What you will do:
Reply only with how many lines of the listing below hold the word "sets".

The data:
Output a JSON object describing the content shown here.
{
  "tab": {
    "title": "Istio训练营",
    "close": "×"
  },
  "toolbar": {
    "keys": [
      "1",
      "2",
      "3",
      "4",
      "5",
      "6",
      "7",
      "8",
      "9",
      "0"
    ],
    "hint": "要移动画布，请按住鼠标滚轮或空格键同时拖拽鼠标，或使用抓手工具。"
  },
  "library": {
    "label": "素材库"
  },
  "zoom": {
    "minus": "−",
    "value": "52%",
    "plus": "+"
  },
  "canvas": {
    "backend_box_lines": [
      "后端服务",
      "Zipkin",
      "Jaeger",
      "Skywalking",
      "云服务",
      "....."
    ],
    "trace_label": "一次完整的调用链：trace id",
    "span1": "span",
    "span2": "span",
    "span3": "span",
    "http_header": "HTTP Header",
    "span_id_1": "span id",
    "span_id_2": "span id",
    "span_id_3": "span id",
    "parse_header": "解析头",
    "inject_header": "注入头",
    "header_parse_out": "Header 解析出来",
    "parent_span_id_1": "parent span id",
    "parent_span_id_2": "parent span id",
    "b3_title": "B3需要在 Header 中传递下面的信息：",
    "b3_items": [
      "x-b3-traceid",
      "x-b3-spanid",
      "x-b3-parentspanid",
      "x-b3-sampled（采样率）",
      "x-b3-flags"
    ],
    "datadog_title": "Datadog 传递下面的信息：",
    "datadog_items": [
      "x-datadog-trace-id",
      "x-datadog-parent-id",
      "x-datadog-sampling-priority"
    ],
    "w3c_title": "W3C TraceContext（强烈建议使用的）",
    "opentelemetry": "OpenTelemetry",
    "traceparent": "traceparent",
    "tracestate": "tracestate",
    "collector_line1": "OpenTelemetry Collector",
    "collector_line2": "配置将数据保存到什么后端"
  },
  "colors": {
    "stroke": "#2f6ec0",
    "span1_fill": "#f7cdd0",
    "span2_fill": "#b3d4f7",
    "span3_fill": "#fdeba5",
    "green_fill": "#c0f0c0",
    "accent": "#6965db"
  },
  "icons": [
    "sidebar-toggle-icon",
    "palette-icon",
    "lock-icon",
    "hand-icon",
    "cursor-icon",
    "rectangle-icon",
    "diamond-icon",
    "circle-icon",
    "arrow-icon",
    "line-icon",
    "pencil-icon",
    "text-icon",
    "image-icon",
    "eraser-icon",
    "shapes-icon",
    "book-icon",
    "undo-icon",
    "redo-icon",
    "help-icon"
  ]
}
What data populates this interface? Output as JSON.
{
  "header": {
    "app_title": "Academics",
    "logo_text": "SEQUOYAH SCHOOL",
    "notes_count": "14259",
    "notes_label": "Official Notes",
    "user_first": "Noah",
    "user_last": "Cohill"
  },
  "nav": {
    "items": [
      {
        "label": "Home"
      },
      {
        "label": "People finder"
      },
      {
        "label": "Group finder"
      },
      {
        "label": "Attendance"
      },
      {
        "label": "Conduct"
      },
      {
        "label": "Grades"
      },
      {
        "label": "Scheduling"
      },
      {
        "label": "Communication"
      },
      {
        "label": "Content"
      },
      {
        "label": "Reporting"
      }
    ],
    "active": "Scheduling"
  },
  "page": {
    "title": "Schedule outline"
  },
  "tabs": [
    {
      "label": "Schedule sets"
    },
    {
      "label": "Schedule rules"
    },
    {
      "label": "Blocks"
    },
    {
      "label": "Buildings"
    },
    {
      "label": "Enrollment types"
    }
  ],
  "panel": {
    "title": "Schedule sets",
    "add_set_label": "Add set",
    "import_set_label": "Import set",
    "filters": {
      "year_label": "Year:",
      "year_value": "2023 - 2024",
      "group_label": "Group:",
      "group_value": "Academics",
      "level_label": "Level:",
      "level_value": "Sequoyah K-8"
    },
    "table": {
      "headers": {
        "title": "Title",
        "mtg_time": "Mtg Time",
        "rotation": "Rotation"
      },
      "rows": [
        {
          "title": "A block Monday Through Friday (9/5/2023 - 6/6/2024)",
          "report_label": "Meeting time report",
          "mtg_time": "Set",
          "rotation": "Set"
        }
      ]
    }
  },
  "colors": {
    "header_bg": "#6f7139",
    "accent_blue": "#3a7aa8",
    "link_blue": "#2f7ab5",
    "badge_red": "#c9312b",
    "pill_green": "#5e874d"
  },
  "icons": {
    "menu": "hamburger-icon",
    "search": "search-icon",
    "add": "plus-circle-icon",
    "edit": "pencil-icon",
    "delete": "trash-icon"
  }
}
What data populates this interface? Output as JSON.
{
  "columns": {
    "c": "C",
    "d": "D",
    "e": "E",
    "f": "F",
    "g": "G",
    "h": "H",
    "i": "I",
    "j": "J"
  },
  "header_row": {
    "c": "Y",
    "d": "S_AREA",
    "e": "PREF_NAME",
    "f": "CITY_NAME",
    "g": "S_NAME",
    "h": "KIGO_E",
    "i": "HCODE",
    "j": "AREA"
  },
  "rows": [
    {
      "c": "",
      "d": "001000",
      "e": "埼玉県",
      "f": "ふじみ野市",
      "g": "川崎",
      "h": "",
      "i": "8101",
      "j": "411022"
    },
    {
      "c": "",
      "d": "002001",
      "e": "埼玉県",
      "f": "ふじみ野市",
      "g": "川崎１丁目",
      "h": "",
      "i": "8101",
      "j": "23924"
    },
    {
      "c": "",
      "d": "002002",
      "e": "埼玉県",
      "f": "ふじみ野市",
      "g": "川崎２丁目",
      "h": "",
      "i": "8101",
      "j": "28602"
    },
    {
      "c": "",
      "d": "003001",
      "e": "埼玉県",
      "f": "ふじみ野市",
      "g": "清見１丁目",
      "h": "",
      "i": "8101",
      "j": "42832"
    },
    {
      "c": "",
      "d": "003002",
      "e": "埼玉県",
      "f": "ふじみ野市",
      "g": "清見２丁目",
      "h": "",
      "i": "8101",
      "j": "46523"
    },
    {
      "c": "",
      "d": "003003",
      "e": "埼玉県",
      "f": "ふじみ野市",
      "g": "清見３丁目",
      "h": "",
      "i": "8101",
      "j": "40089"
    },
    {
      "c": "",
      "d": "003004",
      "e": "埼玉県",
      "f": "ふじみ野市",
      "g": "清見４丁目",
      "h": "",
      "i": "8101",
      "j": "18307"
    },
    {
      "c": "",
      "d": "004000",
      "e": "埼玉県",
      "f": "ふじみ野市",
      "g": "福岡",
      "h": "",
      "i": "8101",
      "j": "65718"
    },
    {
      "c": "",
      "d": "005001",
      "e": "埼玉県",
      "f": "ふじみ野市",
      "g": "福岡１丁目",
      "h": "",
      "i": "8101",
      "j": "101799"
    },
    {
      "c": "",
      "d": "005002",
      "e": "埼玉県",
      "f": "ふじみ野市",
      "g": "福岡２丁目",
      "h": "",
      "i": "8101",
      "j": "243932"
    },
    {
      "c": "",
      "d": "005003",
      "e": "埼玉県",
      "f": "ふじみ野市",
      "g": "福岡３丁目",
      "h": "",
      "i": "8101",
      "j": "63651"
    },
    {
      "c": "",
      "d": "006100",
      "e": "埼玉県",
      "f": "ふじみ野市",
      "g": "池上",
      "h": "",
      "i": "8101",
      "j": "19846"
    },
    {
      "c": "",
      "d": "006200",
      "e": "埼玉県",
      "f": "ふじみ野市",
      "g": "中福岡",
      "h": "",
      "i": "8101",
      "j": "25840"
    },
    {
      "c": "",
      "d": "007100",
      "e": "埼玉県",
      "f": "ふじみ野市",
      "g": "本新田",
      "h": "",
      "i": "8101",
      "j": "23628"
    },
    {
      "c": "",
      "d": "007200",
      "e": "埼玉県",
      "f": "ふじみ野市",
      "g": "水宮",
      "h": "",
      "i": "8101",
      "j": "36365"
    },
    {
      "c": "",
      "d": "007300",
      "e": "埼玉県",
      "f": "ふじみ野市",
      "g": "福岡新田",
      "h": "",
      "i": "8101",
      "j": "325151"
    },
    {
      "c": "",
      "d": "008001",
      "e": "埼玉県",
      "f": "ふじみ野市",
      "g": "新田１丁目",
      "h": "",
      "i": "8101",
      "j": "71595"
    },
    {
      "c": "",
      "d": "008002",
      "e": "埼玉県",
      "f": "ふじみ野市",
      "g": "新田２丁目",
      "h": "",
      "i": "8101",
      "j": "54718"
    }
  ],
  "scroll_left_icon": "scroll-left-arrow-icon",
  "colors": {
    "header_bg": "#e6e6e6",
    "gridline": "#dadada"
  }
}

Output for this exercise:
2